The economic aspect of these natural reserves isn’t restricted to who gets there first. As of now, Lebanon doesn’t have a strategy to how our oil money will be used: are we going to use it to lessen the national debt? Are we going to use it for some much-needed developments that go beyond Beirut? How will we use the fund that will be set up for profits from these sources?

Our politicians believe it’s too early to discuss such things. We, as a nation, never plan ahead. We rarely try to build towards the future as opposed to things that bring profit here and now because it’s always too early for us to plan. Instead of forming a road-map to clearly illustrate how the benefits from Lebanon’s natural resources will be used, we go by the common Lebanese saying “bass neje 3laya, mensalle 3laya.” (We’ll see once we get there) .The problem is that we will eventually “neje 3laya” and history has taught us that dead-ends is all we’ll manage to build.

Instead of being one of the more pressing matters facing this country, Lebanon’s oil reserves have been dropped down to something second-rate. Our political class is keeping its head firmly stuck in sand, with hopes of a better future years from now, ignoring how an economically-growing Israel with clear plans for its development and sustainability will negatively affect any Lebanese attempt at growth of an economy that is in dire need of any form of extra income it can find.

But doesn’t that train look absolutely beautiful on those billboards?

8 thoughts on “The Lebanon-Israel Battle We’re Losing

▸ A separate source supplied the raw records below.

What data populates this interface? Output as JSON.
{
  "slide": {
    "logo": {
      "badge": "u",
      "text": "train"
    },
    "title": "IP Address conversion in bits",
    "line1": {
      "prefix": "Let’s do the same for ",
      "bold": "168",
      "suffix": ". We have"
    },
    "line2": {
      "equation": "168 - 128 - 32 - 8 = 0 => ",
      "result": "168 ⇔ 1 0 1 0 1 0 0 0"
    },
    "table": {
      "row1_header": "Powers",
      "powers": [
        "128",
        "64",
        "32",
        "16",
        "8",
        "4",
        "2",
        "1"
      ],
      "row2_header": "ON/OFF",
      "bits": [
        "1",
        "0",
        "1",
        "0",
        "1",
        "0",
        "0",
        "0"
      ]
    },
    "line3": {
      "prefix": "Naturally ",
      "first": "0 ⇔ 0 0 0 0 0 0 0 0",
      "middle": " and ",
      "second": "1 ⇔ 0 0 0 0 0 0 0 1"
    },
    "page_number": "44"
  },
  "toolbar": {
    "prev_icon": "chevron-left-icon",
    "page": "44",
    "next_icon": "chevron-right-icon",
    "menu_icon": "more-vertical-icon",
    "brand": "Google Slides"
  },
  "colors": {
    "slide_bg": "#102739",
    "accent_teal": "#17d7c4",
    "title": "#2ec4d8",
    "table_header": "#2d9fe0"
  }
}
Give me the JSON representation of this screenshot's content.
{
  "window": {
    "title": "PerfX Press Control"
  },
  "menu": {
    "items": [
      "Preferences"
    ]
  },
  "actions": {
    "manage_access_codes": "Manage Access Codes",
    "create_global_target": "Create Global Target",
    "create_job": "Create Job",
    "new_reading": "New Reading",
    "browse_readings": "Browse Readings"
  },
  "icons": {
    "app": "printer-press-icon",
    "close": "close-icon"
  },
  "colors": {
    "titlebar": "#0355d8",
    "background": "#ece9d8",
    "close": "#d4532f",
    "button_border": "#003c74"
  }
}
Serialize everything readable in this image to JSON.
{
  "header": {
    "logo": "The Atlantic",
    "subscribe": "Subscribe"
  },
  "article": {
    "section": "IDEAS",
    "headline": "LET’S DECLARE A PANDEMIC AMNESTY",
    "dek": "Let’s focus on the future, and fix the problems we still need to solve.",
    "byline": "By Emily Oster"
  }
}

  1. Any train would be beautiful to climb in for election purposes!….and the heck with what happens to this country…as long as THEY live!

    Reply
  2. “Are we going to use it to lessen the national debt?
    Are we going to use it for some much-needed developments that go beyond Beirut?”

    Elie, you missed one…

    Are we going to use it to make our politicians even richer?

    Reply
  3. On another note, did you realize that out of all the billboards, which were issued by the Ministry of Energy, not one of them actually addresses the country’s energy problems… kinda ironic, huh? :P

    Reply
  4. Pingback: The Relativity of Freedom of Speech in Lebanon | A Separate State of Mind | A Lebanese Blog

  5. Pingback: Comparing Beirut To Dubai | A Separate State of Mind | A Lebanese Blog

  6. Pingback: Oil Was Discovered in Lebanon Back in 1953 | A Separate State of Mind | A Lebanese Blog

  7. Another, even more important question that you have to deal with, and that we’re also dealing with here, is how much of the income will the state even see and how much will go straight into the pockets of the investors. I don’t know about the legal situation in Lebanon, but here, the law wasn’t prepared for a situation in which such large amounts of natural resources were found.
    And as for the battle of life and death with Israel over potential buyers for the newfound oil, I’m pretty sure there’re enough energy users in the world to go around…

    Reply

Leave a Reply

Fill in your details below or click an icon to log in:

WordPress.com Logo

You are commenting using your WordPress.com account. Log Out / Change )

Twitter picture

You are commenting using your Twitter account. Log Out / Change )

Facebook photo

You are commenting using your Facebook account. Log Out / Change )

Google+ photo

You are commenting using your Google+ account. Log Out / Change )

Connecting to %s